We constantly compromise and reduce decisions to the lowest common denominator because we are afraid to upset anyone. Bristol and the city region loses out as a result, because very few are brave enough to talk about Greater Bristol. Instead we mutter about the West of England, which to others from outside the area means absolutely nothing – it’s not a place many can relate to or can even locate because it doesn’t really exist, it’s purely a term we have ended up with because we couldn’t call it Greater Bristol! If the ten councils that make up the Greater Manchester Authority can live with it being called Greater Manchester, why can’t we call our area Greater Bristol, wouldn’t that make more sense?

But the problem is of course much deeper than what we call the place – that is just indicative of the problems we face in terms of lack of collaboration, partnership working and joined up thinking. The physical and boundary constraints placed on Bristol exacerbate the problem. You only have to look at the lack of development to the South and West of Bristol  to see how skewed decision making is, when the only option for growth around Bristol is to extend further to the North, into South Gloucestershire, an already ‘overheated’ and ‘overdeveloped’ area. But Bristol, the council, the mayor, have no control over how the city can grow because those areas are outside the council’s administrative boundaries and squarely in the hands of other politicians and officers. To me this has never made sense, ever since the abolition of Avon County Council, the idea of  real strategic planning for transport, housing, jobs and growth has eluded us. But what is the answer? It’s probably not about reinventing Avon, but it might just be about a combined authority – this seems to work elsewhere and is surely an option worth pursuing, but sadly our local councils don’t seem able to come to agreement on that idea.

Whatever you think about the current elected mayor for Bristol, the role has certainly changed the way politics in the city works and has changed people’s perceptions of the city to some extent – with greater visibility both within the city and externally – something Bristol has undoubtedly lacked in the past.

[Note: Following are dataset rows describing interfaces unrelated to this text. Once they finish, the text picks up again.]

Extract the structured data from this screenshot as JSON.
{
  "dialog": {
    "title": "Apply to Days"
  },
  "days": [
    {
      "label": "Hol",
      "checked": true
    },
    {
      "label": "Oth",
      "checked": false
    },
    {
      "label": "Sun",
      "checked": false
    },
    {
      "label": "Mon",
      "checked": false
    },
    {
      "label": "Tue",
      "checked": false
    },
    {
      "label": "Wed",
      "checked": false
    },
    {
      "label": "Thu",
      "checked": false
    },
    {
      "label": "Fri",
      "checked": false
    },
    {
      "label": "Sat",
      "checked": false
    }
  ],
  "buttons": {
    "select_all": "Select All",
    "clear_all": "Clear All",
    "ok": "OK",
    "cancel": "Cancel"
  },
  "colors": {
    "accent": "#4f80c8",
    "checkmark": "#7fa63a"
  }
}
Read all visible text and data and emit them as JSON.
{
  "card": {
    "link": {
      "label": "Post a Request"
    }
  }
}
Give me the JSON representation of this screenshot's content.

Some interesting work by Bristol University, with UWE, makes this point and has highlighted just how perceptions have changed as a result of having a directly elected mayor, see Bristol Civic Leadership Project Briefing. So when I read an article in the Birmingham Post about ‘regional mayors in a more federal UK‘ the idea sounded interesting. It’s part of Labour’s proposal to devolve power to metro mayors with control over combined authorities, which already exist in other core cities (Manchester, Sheffield, Liverpool) and could be a key part of the answer in Bristol. Imagine a powerful mayor, with control over the Greater Bristol area, able to make strategic decisions about housing, transport, infrastructure and skills, with devolved power and resources? Wouldn’t that overcome some of the current problems facing Bristol?

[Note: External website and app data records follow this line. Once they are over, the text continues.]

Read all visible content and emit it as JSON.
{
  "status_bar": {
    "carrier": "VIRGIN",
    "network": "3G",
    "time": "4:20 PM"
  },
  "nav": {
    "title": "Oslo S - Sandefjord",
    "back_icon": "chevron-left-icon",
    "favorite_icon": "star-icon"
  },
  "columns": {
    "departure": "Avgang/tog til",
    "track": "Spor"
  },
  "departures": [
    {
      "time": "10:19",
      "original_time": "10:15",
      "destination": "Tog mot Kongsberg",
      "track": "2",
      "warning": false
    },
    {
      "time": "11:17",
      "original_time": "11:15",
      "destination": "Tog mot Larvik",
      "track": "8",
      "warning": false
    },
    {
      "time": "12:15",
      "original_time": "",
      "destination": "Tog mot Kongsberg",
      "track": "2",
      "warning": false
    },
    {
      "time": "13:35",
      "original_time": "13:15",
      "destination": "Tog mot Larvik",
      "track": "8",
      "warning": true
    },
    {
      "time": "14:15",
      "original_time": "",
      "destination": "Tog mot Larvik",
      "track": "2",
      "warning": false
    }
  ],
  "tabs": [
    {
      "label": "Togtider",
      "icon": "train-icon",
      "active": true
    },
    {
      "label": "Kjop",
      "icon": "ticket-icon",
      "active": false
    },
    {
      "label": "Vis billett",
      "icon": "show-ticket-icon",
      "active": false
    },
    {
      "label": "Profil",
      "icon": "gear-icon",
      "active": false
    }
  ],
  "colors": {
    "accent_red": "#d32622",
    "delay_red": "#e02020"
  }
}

Interestingly the comments from Chuka Umunna are not about devolving to LEPs (unelected, undemocratic bodies) but about the creation of combined authorities and directly elected metro mayors – a much better solution than some of the original suggestions to give power and resource to the LEPs. I think his only mistake is to keep talking about ‘regions’ rather than city regions, but otherwise the proposals seem to provide a potential opportunity for an area like Bristol and one worth further debate.

Postscript – I feel compelled to add something to this post as a result of the announcement about a metro mayor for Greater Manchester (3-11-14) based around the Combined Authority area of 10 local councils. This is an interesting move forward in the debate about devolving power and responsibility to city regions, if based on the right kind of formal structures. It’s also a recognition that elected city mayors need to cover a wider area than the tightly bound city authorities they currently have responsibility for. Once more the Manchester area has stolen a march on everyone else, organised itself and bid for the opportunity, leaving other cities scrabbling around in its wake. It’ll be interesting to see how the Bristol city region responds to this, if at all?